**Records to use:**
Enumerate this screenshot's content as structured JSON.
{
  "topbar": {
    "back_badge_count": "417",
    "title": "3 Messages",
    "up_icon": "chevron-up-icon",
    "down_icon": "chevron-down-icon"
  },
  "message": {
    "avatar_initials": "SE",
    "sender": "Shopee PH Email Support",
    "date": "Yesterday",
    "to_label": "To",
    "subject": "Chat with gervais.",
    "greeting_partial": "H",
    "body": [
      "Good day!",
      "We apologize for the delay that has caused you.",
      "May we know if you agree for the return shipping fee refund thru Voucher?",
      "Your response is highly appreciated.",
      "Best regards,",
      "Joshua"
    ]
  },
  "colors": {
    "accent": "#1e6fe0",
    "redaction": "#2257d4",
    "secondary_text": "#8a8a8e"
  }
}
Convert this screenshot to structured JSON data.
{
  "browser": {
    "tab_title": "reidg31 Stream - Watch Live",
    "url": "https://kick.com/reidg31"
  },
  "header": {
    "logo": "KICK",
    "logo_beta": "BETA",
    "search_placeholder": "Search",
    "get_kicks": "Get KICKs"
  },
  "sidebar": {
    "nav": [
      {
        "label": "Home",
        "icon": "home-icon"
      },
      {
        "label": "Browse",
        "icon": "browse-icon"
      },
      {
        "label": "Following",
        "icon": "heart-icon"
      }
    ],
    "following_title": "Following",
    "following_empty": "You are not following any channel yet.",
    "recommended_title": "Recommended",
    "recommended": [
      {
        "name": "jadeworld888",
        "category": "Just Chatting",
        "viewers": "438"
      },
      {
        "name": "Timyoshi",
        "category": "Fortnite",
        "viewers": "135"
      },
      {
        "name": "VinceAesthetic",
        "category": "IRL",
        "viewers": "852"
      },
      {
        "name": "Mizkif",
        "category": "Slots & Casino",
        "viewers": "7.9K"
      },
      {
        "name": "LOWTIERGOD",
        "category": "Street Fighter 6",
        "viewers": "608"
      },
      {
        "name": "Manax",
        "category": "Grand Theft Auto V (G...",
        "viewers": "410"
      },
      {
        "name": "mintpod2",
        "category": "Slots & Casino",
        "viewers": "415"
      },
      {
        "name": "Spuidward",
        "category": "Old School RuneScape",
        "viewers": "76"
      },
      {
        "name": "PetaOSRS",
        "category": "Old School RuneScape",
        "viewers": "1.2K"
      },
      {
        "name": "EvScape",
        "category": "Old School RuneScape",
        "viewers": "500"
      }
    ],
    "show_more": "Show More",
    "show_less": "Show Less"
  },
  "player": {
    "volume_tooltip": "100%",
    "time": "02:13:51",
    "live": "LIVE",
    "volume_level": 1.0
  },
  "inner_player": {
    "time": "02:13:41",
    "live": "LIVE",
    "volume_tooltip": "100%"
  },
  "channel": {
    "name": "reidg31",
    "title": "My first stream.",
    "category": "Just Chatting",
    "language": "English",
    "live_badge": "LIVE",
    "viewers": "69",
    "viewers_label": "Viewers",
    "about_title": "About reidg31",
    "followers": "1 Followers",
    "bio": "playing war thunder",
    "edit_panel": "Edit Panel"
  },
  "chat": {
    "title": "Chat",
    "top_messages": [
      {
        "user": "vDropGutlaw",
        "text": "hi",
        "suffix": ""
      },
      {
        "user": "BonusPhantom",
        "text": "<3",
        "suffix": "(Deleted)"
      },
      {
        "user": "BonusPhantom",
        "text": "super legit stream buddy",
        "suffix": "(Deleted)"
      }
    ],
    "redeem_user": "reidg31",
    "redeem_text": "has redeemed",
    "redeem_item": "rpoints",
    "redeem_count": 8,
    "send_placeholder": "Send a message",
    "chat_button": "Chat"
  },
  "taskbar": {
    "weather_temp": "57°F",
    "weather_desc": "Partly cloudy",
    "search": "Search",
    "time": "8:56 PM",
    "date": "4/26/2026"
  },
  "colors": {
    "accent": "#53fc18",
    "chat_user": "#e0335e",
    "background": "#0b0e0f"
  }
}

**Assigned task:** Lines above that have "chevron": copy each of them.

**Output for this task:**
    "up_icon": "chevron-up-icon",
    "down_icon": "chevron-down-icon"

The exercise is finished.